----- Available records -----

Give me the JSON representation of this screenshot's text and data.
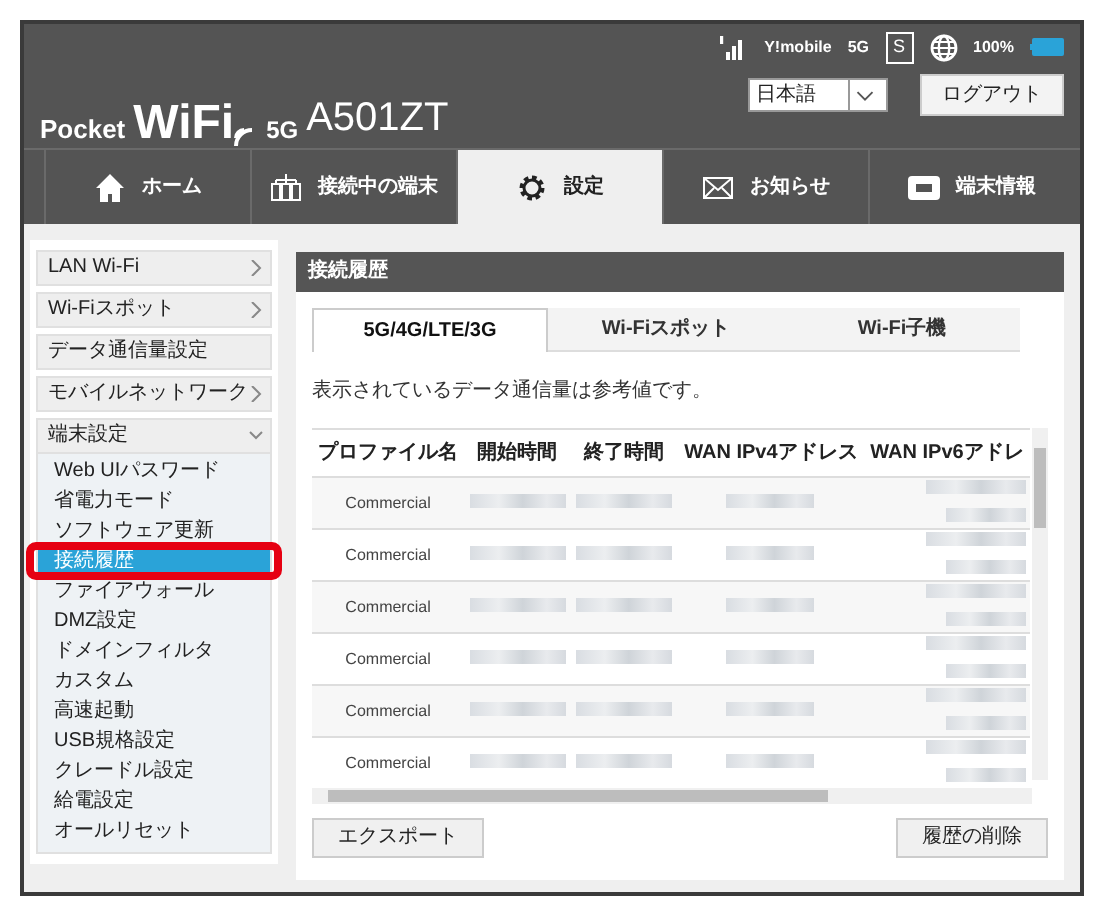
{
  "header": {
    "logo": {
      "brand": "Pocket",
      "wifi": "WiFi",
      "generation": "5G",
      "model": "A501ZT"
    },
    "status": {
      "carrier": "Y!mobile",
      "network": "5G",
      "sim": "S",
      "battery": "100%"
    },
    "language": "日本語",
    "logout": "ログアウト"
  },
  "nav": [
    {
      "label": "ホーム",
      "kind": "home",
      "selected": false
    },
    {
      "label": "接続中の端末",
      "kind": "devices",
      "selected": false
    },
    {
      "label": "設定",
      "kind": "settings",
      "selected": true
    },
    {
      "label": "お知らせ",
      "kind": "mail",
      "selected": false
    },
    {
      "label": "端末情報",
      "kind": "info",
      "selected": false
    }
  ],
  "sidebar": [
    {
      "label": "LAN Wi-Fi",
      "kind": "group",
      "expanded": false
    },
    {
      "label": "Wi-Fiスポット",
      "kind": "group",
      "expanded": false
    },
    {
      "label": "データ通信量設定",
      "kind": "link"
    },
    {
      "label": "モバイルネットワーク",
      "kind": "group",
      "expanded": false
    },
    {
      "label": "端末設定",
      "kind": "group",
      "expanded": true,
      "children": [
        {
          "label": "Web UIパスワード",
          "selected": false,
          "highlighted": false
        },
        {
          "label": "省電力モード",
          "selected": false,
          "highlighted": false
        },
        {
          "label": "ソフトウェア更新",
          "selected": false,
          "highlighted": false
        },
        {
          "label": "接続履歴",
          "selected": true,
          "highlighted": true
        },
        {
          "label": "ファイアウォール",
          "selected": false,
          "highlighted": false
        },
        {
          "label": "DMZ設定",
          "selected": false,
          "highlighted": false
        },
        {
          "label": "ドメインフィルタ",
          "selected": false,
          "highlighted": false
        },
        {
          "label": "カスタム",
          "selected": false,
          "highlighted": false
        },
        {
          "label": "高速起動",
          "selected": false,
          "highlighted": false
        },
        {
          "label": "USB規格設定",
          "selected": false,
          "highlighted": false
        },
        {
          "label": "クレードル設定",
          "selected": false,
          "highlighted": false
        },
        {
          "label": "給電設定",
          "selected": false,
          "highlighted": false
        },
        {
          "label": "オールリセット",
          "selected": false,
          "highlighted": false
        }
      ]
    }
  ],
  "panel": {
    "title": "接続履歴",
    "tabs": [
      {
        "label": "5G/4G/LTE/3G",
        "selected": true
      },
      {
        "label": "Wi-Fiスポット",
        "selected": false
      },
      {
        "label": "Wi-Fi子機",
        "selected": false
      }
    ],
    "note": "表示されているデータ通信量は参考値です。",
    "table": {
      "columns": [
        "プロファイル名",
        "開始時間",
        "終了時間",
        "WAN IPv4アドレス",
        "WAN IPv6アドレ"
      ],
      "rows": [
        {
          "profile": "Commercial"
        },
        {
          "profile": "Commercial"
        },
        {
          "profile": "Commercial"
        },
        {
          "profile": "Commercial"
        },
        {
          "profile": "Commercial"
        },
        {
          "profile": "Commercial"
        }
      ]
    },
    "buttons": [
      "エクスポート",
      "履歴の削除"
    ]
  }
}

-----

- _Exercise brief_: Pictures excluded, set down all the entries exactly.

- _Result of this task_:
Give me the JSON representation of this screenshot's text and data.
{
  "header": {
    "logo": {
      "brand": "Pocket",
      "wifi": "WiFi",
      "generation": "5G",
      "model": "A501ZT"
    },
    "status": {
      "carrier": "Y!mobile",
      "network": "5G",
      "sim": "S",
      "battery": "100%"
    },
    "language": "日本語",
    "logout": "ログアウト"
  },
  "nav": [
    {
      "label": "ホーム",
      "kind": "home",
      "selected": false
    },
    {
      "label": "接続中の端末",
      "kind": "devices",
      "selected": false
    },
    {
      "label": "設定",
      "kind": "settings",
      "selected": true
    },
    {
      "label": "お知らせ",
      "kind": "mail",
      "selected": false
    },
    {
      "label": "端末情報",
      "kind": "info",
      "selected": false
    }
  ],
  "sidebar": [
    {
      "label": "LAN Wi-Fi",
      "kind": "group",
      "expanded": false
    },
    {
      "label": "Wi-Fiスポット",
      "kind": "group",
      "expanded": false
    },
    {
      "label": "データ通信量設定",
      "kind": "link"
    },
    {
      "label": "モバイルネットワーク",
      "kind": "group",
      "expanded": false
    },
    {
      "label": "端末設定",
      "kind": "group",
      "expanded": true,
      "children": [
        {
          "label": "Web UIパスワード",
          "selected": false,
          "highlighted": false
        },
        {
          "label": "省電力モード",
          "selected": false,
          "highlighted": false
        },
        {
          "label": "ソフトウェア更新",
          "selected": false,
          "highlighted": false
        },
        {
          "label": "接続履歴",
          "selected": true,
          "highlighted": true
        },
        {
          "label": "ファイアウォール",
          "selected": false,
          "highlighted": false
        },
        {
          "label": "DMZ設定",
          "selected": false,
          "highlighted": false
        },
        {
          "label": "ドメインフィルタ",
          "selected": false,
          "highlighted": false
        },
        {
          "label": "カスタム",
          "selected": false,
          "highlighted": false
        },
        {
          "label": "高速起動",
          "selected": false,
          "highlighted": false
        },
        {
          "label": "USB規格設定",
          "selected": false,
          "highlighted": false
        },
        {
          "label": "クレードル設定",
          "selected": false,
          "highlighted": false
        },
        {
          "label": "給電設定",
          "selected": false,
          "highlighted": false
        },
        {
          "label": "オールリセット",
          "selected": false,
          "highlighted": false
        }
      ]
    }
  ],
  "panel": {
    "title": "接続履歴",
    "tabs": [
      {
        "label": "5G/4G/LTE/3G",
        "selected": true
      },
      {
        "label": "Wi-Fiスポット",
        "selected": false
      },
      {
        "label": "Wi-Fi子機",
        "selected": false
      }
    ],
    "note": "表示されているデータ通信量は参考値です。",
    "table": {
      "columns": [
        "プロファイル名",
        "開始時間",
        "終了時間",
        "WAN IPv4アドレス",
        "WAN IPv6アドレ"
      ],
      "rows": [
        {
          "profile": "Commercial"
        },
        {
          "profile": "Commercial"
        },
        {
          "profile": "Commercial"
        },
        {
          "profile": "Commercial"
        },
        {
          "profile": "Commercial"
        },
        {
          "profile": "Commercial"
        }
      ]
    },
    "buttons": [
      "エクスポート",
      "履歴の削除"
    ]
  }
}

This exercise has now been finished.